What are the other strengths of the Irish ecosystem? 

Aside from the openness of the community to piloting innovations, Ireland has a critical mass of  potential entrepreneurs, encouraged by local success stories like Stripe and trained in the Big Tech companies based in the capital. As Dublin remains a small city, there also are plenty of opportunities for funders to come together and share ideas. So the challenge is not finding founders, but raising capital, especially if you are in an unconventional field like us. For software and fintech entrepreneurs, Dublin is probably one of the best places in Europe today. For hardware, time will tell. If we manage to be successful, other hardware companies will certainly follow in our footsteps, but for the moment, our sector remains uncertain. 


Why is it so difficult for a hardware startup to raise funds?

Investors, especially in Europe, usually want to see revenue before investing in a company. This is unrealistic for businesses in very disruptive fields like robotics at the seed stage. Another problem is that we don’t easily fit in investment categories. We are often told that we are out of the scope of medtech because what we are building isn’t a medical device, but we are also out of the scope of software/AI investors because our product is more than just a piece of software. The third and most fundamental problem, however, is that VCs automatically associate hardware with high risk. They only remember failures, and hardware failures are spectacular. But they overlook the fact that the highest value companies today (Apple, Tesla etc.) are first and foremost hardware companies. 

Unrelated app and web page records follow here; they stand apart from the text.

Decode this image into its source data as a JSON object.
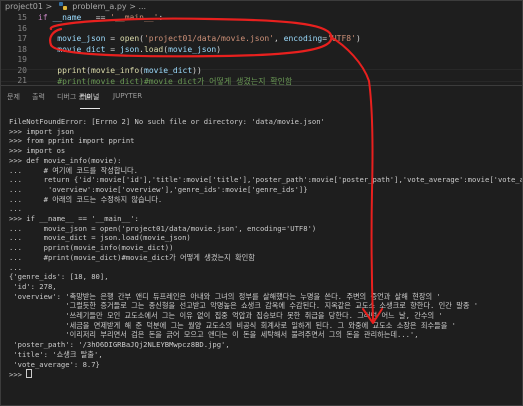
{
  "breadcrumb": {
    "folder": "project01",
    "sep": ">",
    "file": "problem_a.py",
    "more": "> ..."
  },
  "editor": {
    "lines": [
      {
        "num": "15",
        "parts": [
          [
            "kw",
            "if "
          ],
          [
            "var",
            "__name__"
          ],
          [
            "op",
            " == "
          ],
          [
            "str",
            "'__main__'"
          ],
          [
            "op",
            ":"
          ]
        ]
      },
      {
        "num": "16",
        "parts": []
      },
      {
        "num": "17",
        "parts": [
          [
            "var",
            "    movie_json"
          ],
          [
            "op",
            " = "
          ],
          [
            "fn",
            "open"
          ],
          [
            "op",
            "("
          ],
          [
            "str",
            "'project01/data/movie.json'"
          ],
          [
            "op",
            ", "
          ],
          [
            "var",
            "encoding"
          ],
          [
            "op",
            "="
          ],
          [
            "str",
            "'UTF8'"
          ],
          [
            "op",
            ")"
          ]
        ]
      },
      {
        "num": "18",
        "parts": [
          [
            "var",
            "    movie_dict"
          ],
          [
            "op",
            " = "
          ],
          [
            "var",
            "json"
          ],
          [
            "op",
            "."
          ],
          [
            "fn",
            "load"
          ],
          [
            "op",
            "("
          ],
          [
            "var",
            "movie_json"
          ],
          [
            "op",
            ")"
          ]
        ]
      },
      {
        "num": "19",
        "parts": []
      },
      {
        "num": "20",
        "parts": [
          [
            "fn",
            "    pprint"
          ],
          [
            "op",
            "("
          ],
          [
            "fn",
            "movie_info"
          ],
          [
            "op",
            "("
          ],
          [
            "var",
            "movie_dict"
          ],
          [
            "op",
            "))"
          ]
        ]
      },
      {
        "num": "21",
        "parts": [
          [
            "cm",
            "    #print(movie_dict)#movie_dict가 어떻게 생겼는지 확인함"
          ]
        ]
      }
    ]
  },
  "panel_tabs": [
    "문제",
    "출력",
    "디버그 콘솔",
    "터미널",
    "JUPYTER"
  ],
  "active_tab": "터미널",
  "terminal_lines": [
    "FileNotFoundError: [Errno 2] No such file or directory: 'data/movie.json'",
    ">>> import json",
    ">>> from pprint import pprint",
    ">>> import os",
    ">>> def movie_info(movie):",
    "...     # 여기에 코드를 작성합니다.",
    "...     return {'id':movie['id'],'title':movie['title'],'poster_path':movie['poster_path'],'vote_average':movie['vote_average'],",
    "...      'overview':movie['overview'],'genre_ids':movie['genre_ids']}",
    "...     # 아래의 코드는 수정하지 않습니다.",
    "...",
    ">>> if __name__ == '__main__':",
    "...     movie_json = open('project01/data/movie.json', encoding='UTF8')",
    "...     movie_dict = json.load(movie_json)",
    "...     pprint(movie_info(movie_dict))",
    "...     #print(movie_dict)#movie_dict가 어떻게 생겼는지 확인함",
    "...",
    "{'genre_ids': [18, 80],",
    " 'id': 278,",
    " 'overview': '촉망받는 은행 간부 앤디 듀프레인은 아내와 그녀의 정부를 살해했다는 누명을 쓴다. 주변의 증언과 살해 현장의 '",
    "             '그럴듯한 증거들로 그는 종신형을 선고받고 악명높은 쇼생크 감옥에 수감된다. 지옥같은 교도소 소생크로 향한다. 인간 말종 '",
    "             '쓰레기들만 모인 교도소에서 그는 이유 없이 집중 억압과 집승보다 못한 취급을 당한다. 그러던 어느 날, 간수의 '",
    "             '세금을 면제받게 해 준 덕분에 그는 월양 교도소의 비공식 회계사로 일하게 된다. 그 와중에 교도소 소장은 죄수들을 '",
    "             '이리저리 부리면서 검은 돈을 긁어 모으고 앤디는 이 돈을 세탁해서 불려주면서 그의 돈을 관리하는데...',",
    " 'poster_path': '/3hO6DIGRBaJQj2NLEYBMwpcz8BD.jpg',",
    " 'title': '쇼생크 탈출',",
    " 'vote_average': 8.7}",
    ">>> "
  ]
}
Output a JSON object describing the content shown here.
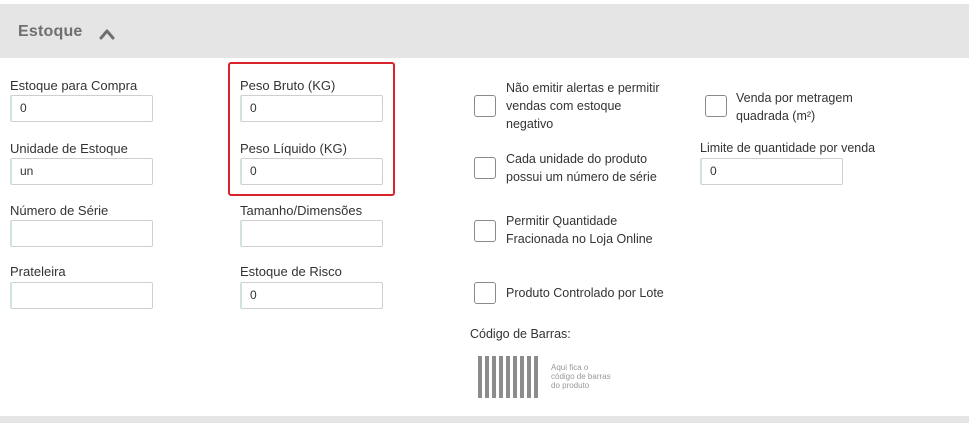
{
  "section": {
    "title": "Estoque"
  },
  "col1": {
    "estoque_compra_label": "Estoque para Compra",
    "estoque_compra_value": "0",
    "unidade_label": "Unidade de Estoque",
    "unidade_value": "un",
    "numero_serie_label": "Número de Série",
    "numero_serie_value": "",
    "prateleira_label": "Prateleira",
    "prateleira_value": ""
  },
  "col2": {
    "peso_bruto_label": "Peso Bruto (KG)",
    "peso_bruto_value": "0",
    "peso_liquido_label": "Peso Líquido (KG)",
    "peso_liquido_value": "0",
    "tamanho_label": "Tamanho/Dimensões",
    "tamanho_value": "",
    "estoque_risco_label": "Estoque de Risco",
    "estoque_risco_value": "0"
  },
  "checks": {
    "nao_emitir_l1": "Não emitir alertas e permitir",
    "nao_emitir_l2": "vendas com estoque",
    "nao_emitir_l3": "negativo",
    "serie_l1": "Cada unidade do produto",
    "serie_l2": "possui um número de série",
    "fracionada_l1": "Permitir Quantidade",
    "fracionada_l2": "Fracionada no Loja Online",
    "lote": "Produto Controlado por Lote",
    "metragem_l1": "Venda por metragem",
    "metragem_l2": "quadrada (m²)"
  },
  "limite": {
    "label": "Limite de quantidade por venda",
    "value": "0"
  },
  "barcode": {
    "label": "Código de Barras:",
    "hint_l1": "Aqui fica o",
    "hint_l2": "código de barras",
    "hint_l3": "do produto"
  },
  "colors": {
    "highlight": "#d9232d",
    "header_bg": "#e5e5e5"
  },
  "icons": {
    "collapse": "chevron-up-icon"
  }
}
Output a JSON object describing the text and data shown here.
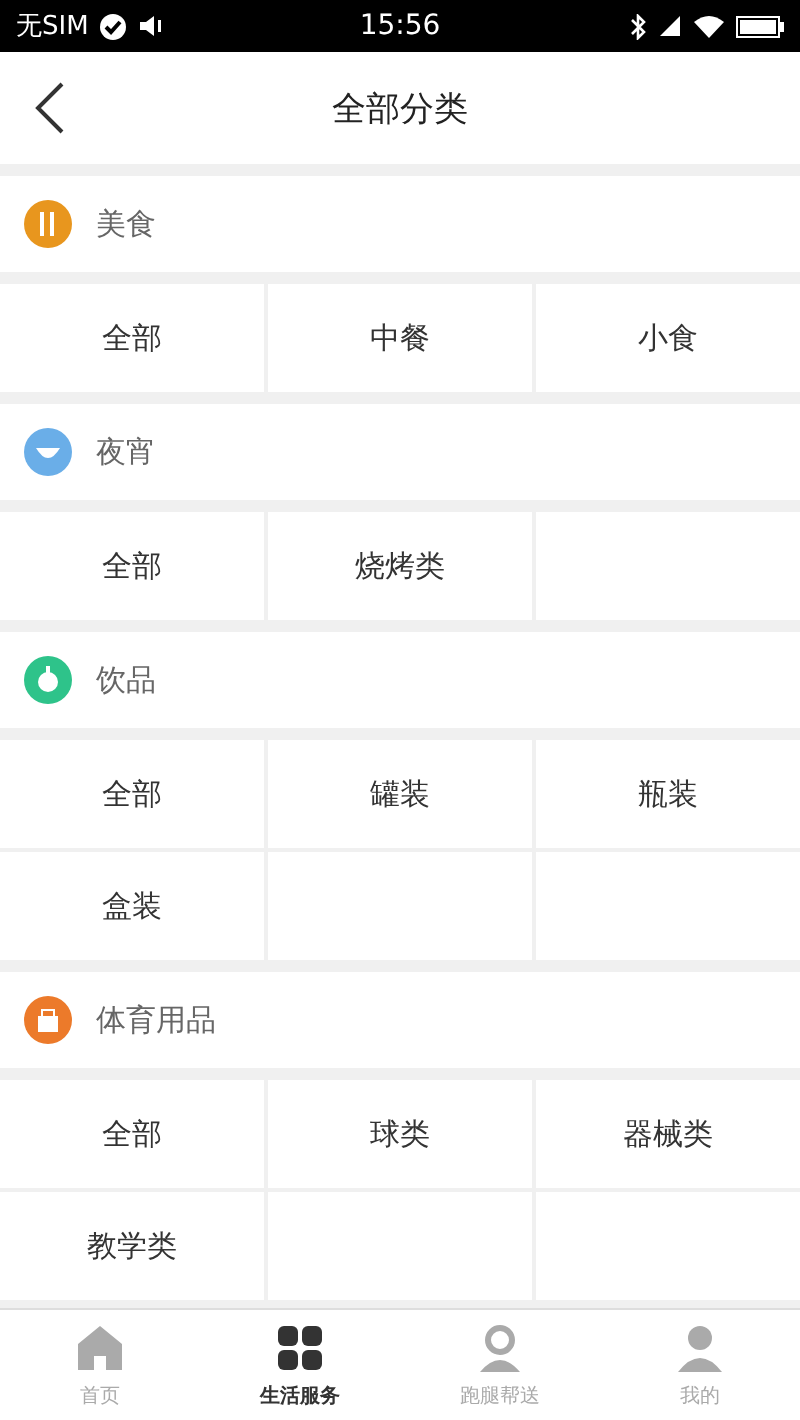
{
  "status_bar": {
    "carrier": "无SIM",
    "time": "15:56"
  },
  "header": {
    "title": "全部分类"
  },
  "sections": [
    {
      "title": "美食",
      "kind": "food",
      "color": "#e8961e",
      "items": [
        "全部",
        "中餐",
        "小食"
      ]
    },
    {
      "title": "夜宵",
      "kind": "night",
      "color": "#6aaee8",
      "items": [
        "全部",
        "烧烤类"
      ]
    },
    {
      "title": "饮品",
      "kind": "drink",
      "color": "#2ec38a",
      "items": [
        "全部",
        "罐装",
        "瓶装",
        "盒装"
      ]
    },
    {
      "title": "体育用品",
      "kind": "sport",
      "color": "#ec7a2a",
      "items": [
        "全部",
        "球类",
        "器械类",
        "教学类"
      ]
    }
  ],
  "tab_bar": [
    {
      "label": "首页",
      "kind": "home",
      "selected": false
    },
    {
      "label": "生活服务",
      "kind": "services",
      "selected": true
    },
    {
      "label": "跑腿帮送",
      "kind": "courier",
      "selected": false
    },
    {
      "label": "我的",
      "kind": "me",
      "selected": false
    }
  ]
}
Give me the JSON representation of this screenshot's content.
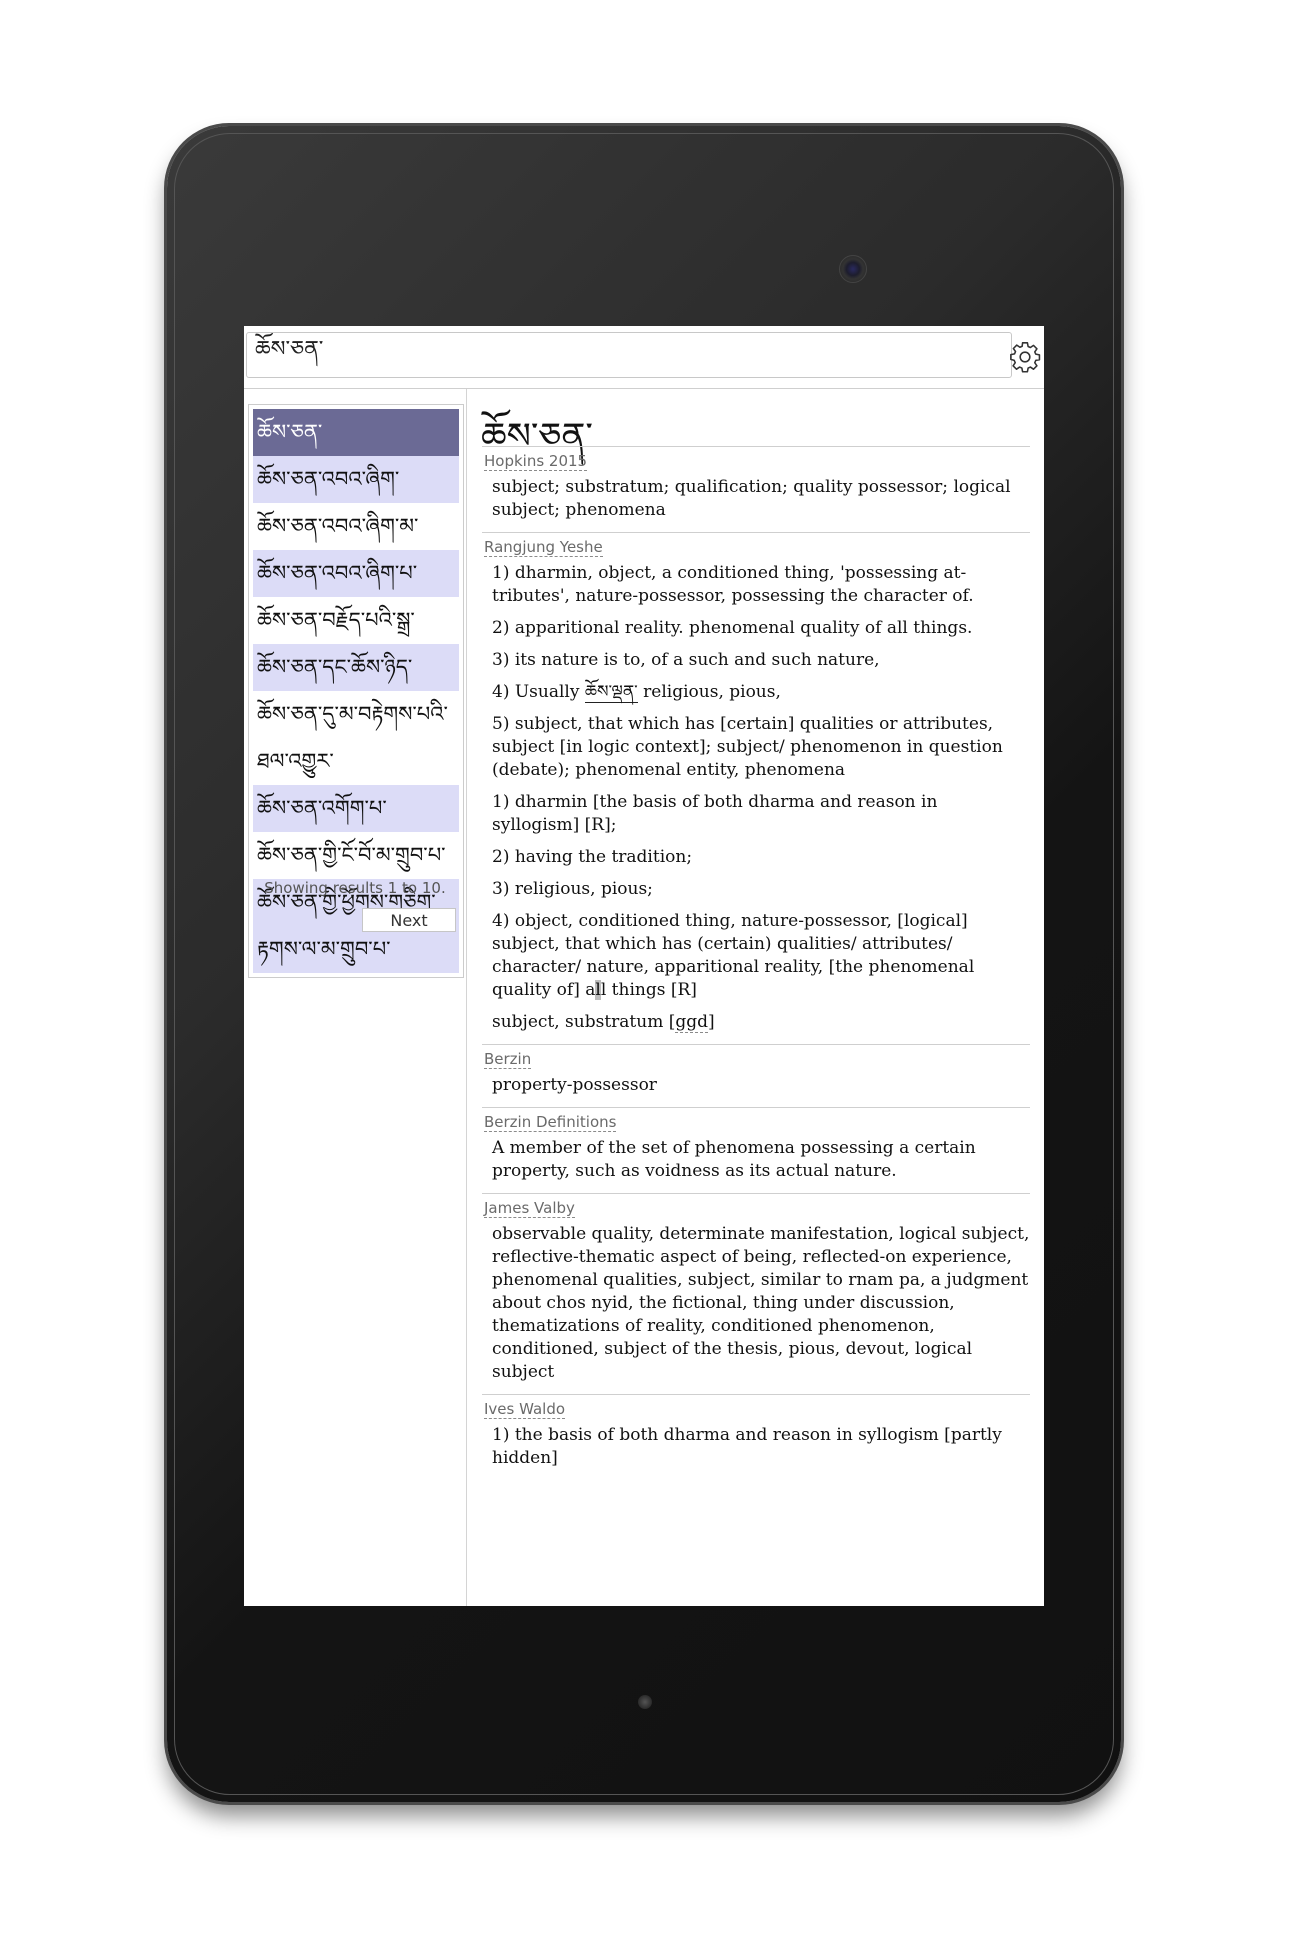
{
  "search": {
    "value": "ཆོས་ཅན་",
    "settings_icon": "gear-icon"
  },
  "sidebar": {
    "results": [
      {
        "text": "ཆོས་ཅན་",
        "state": "selected"
      },
      {
        "text": "ཆོས་ཅན་འབའ་ཞིག་",
        "state": "alt"
      },
      {
        "text": "ཆོས་ཅན་འབའ་ཞིག་མ་",
        "state": "normal"
      },
      {
        "text": "ཆོས་ཅན་འབའ་ཞིག་པ་",
        "state": "alt"
      },
      {
        "text": "ཆོས་ཅན་བརྗོད་པའི་སྒྲ་",
        "state": "normal"
      },
      {
        "text": "ཆོས་ཅན་དང་ཆོས་ཉིད་",
        "state": "alt"
      },
      {
        "text": "ཆོས་ཅན་དུ་མ་བརྟེགས་པའི་ཐལ་འགྱུར་",
        "state": "normal"
      },
      {
        "text": "ཆོས་ཅན་འགོག་པ་",
        "state": "alt"
      },
      {
        "text": "ཆོས་ཅན་གྱི་ངོ་བོ་མ་གྲུབ་པ་",
        "state": "normal"
      },
      {
        "text": "ཆོས་ཅན་གྱི་ཕྱོགས་གཅིག་རྟགས་ལ་མ་གྲུབ་པ་",
        "state": "alt"
      }
    ],
    "status": "Showing results 1 to 10.",
    "next_label": "Next"
  },
  "content": {
    "headword": "ཆོས་ཅན་",
    "entries": [
      {
        "source": "Hopkins 2015",
        "definitions": [
          "subject; substratum; qualification; quality possessor; logical subject; phenomena"
        ]
      },
      {
        "source": "Rangjung Yeshe",
        "definitions": [
          "1) dharmin, object, a conditioned thing, 'possessing at-tributes', nature-possessor, possessing the character of.",
          "2) apparitional reality. phenomenal quality of all things.",
          "3) its nature is to, of a such and such nature,",
          {
            "prefix": "4) Usually",
            "link": "ཆོས་ལྡན་",
            "suffix": "religious, pious,"
          },
          "5) subject, that which has [certain] qualities or attributes, subject [in logic context]; subject/ phenomenon in question (debate); phenomenal entity, phenomena",
          "1) dharmin [the basis of both dharma and reason in syllogism] [R];",
          "2) having the tradition;",
          "3) religious, pious;",
          {
            "before": "4) object, conditioned thing, nature-possessor, [logical] subject, that which has (certain) qualities/ attributes/ character/ nature, apparitional reality, [the phenomenal quality of] a",
            "cursor": "l",
            "after": "l things [R]"
          },
          {
            "text": "subject, substratum [",
            "abbr": "ggd",
            "end": "]"
          }
        ]
      },
      {
        "source": "Berzin",
        "definitions": [
          "property-possessor"
        ]
      },
      {
        "source": "Berzin Definitions",
        "definitions": [
          "A member of the set of phenomena possessing a certain property, such as voidness as its actual nature."
        ]
      },
      {
        "source": "James Valby",
        "definitions": [
          "observable quality, determinate manifestation, logical subject, reflective-thematic aspect of being, reflected-on experience, phenomenal qualities, subject, similar to rnam pa, a judgment about chos nyid, the fictional, thing under discussion, thematizations of reality, conditioned phenomenon, conditioned, subject of the thesis, pious, devout, logical subject"
        ]
      },
      {
        "source": "Ives Waldo",
        "definitions": [
          "1) the basis of both dharma and reason in syllogism [partly hidden]"
        ]
      }
    ]
  },
  "colors": {
    "selected_row": "#6b6a95",
    "alt_row": "#dcdcf7",
    "source_label": "#6a6a6a"
  }
}
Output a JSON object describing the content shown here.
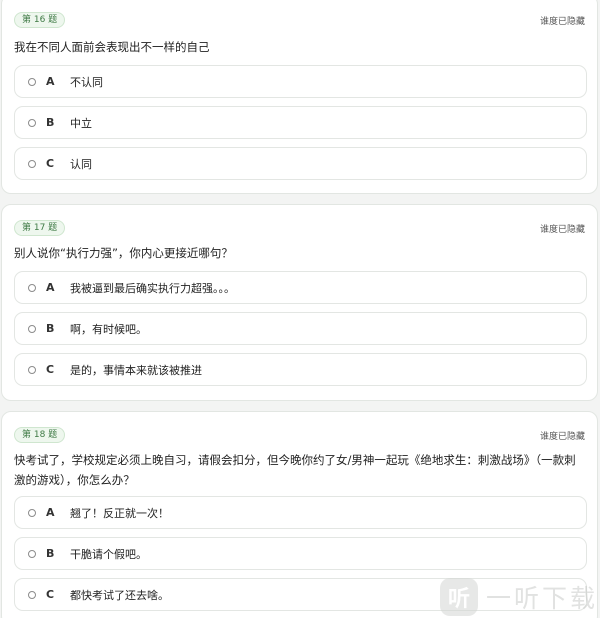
{
  "questions": [
    {
      "badge": "第 16 题",
      "hide_label": "谁度已隐藏",
      "text": "我在不同人面前会表现出不一样的自己",
      "options": [
        {
          "letter": "A",
          "text": "不认同"
        },
        {
          "letter": "B",
          "text": "中立"
        },
        {
          "letter": "C",
          "text": "认同"
        }
      ]
    },
    {
      "badge": "第 17 题",
      "hide_label": "谁度已隐藏",
      "text": "别人说你“执行力强”，你内心更接近哪句？",
      "options": [
        {
          "letter": "A",
          "text": "我被逼到最后确实执行力超强。。。"
        },
        {
          "letter": "B",
          "text": "啊，有时候吧。"
        },
        {
          "letter": "C",
          "text": "是的，事情本来就该被推进"
        }
      ]
    },
    {
      "badge": "第 18 题",
      "hide_label": "谁度已隐藏",
      "text": "快考试了，学校规定必须上晚自习，请假会扣分，但今晚你约了女/男神一起玩《绝地求生：刺激战场》（一款刺激的游戏），你怎么办？",
      "options": [
        {
          "letter": "A",
          "text": "翘了！反正就一次！"
        },
        {
          "letter": "B",
          "text": "干脆请个假吧。"
        },
        {
          "letter": "C",
          "text": "都快考试了还去啥。"
        }
      ]
    }
  ],
  "watermark": {
    "logo_char": "听",
    "text": "一听下载"
  },
  "colors": {
    "badge_bg": "#eef7ee",
    "badge_text": "#3f7a45",
    "card_border": "#e2e6e2",
    "page_bg": "#f3f4f3"
  },
  "icons": {
    "radio": "radio-unselected-icon"
  }
}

Can you give us three reasons why investors should put their money into robotics? 

First, because if they don’t, Europe will be missing (yet another) historical opportunity. Robotics is still in its infancy, but it will be one of the key technologies in the next 20 years. Second, because we run the risk of lagging behind our international competitors: the US and China are already funding the industry much more than we are. And third, if we don’t take action now, we will soon be faced with a brain drain. Many teams are already leaving for the US, either to raise funds or to take up jobs. The robotics industry in Europe is shrinking. But there is still hope: a few companies are showing that assistive robotics can work and that ventures in this industry can do well in Europe. In Barcelona, for example, there’s Pal Robotics, while in Denmark you find Universal Robotics. I think the EU should position itself in this industry, especially as it increasingly advocates for trustworthy AI.

Thank you for sharing your experience with us, Conor. We can’t wait to see you at the France is AI conference in Paris on November 8th!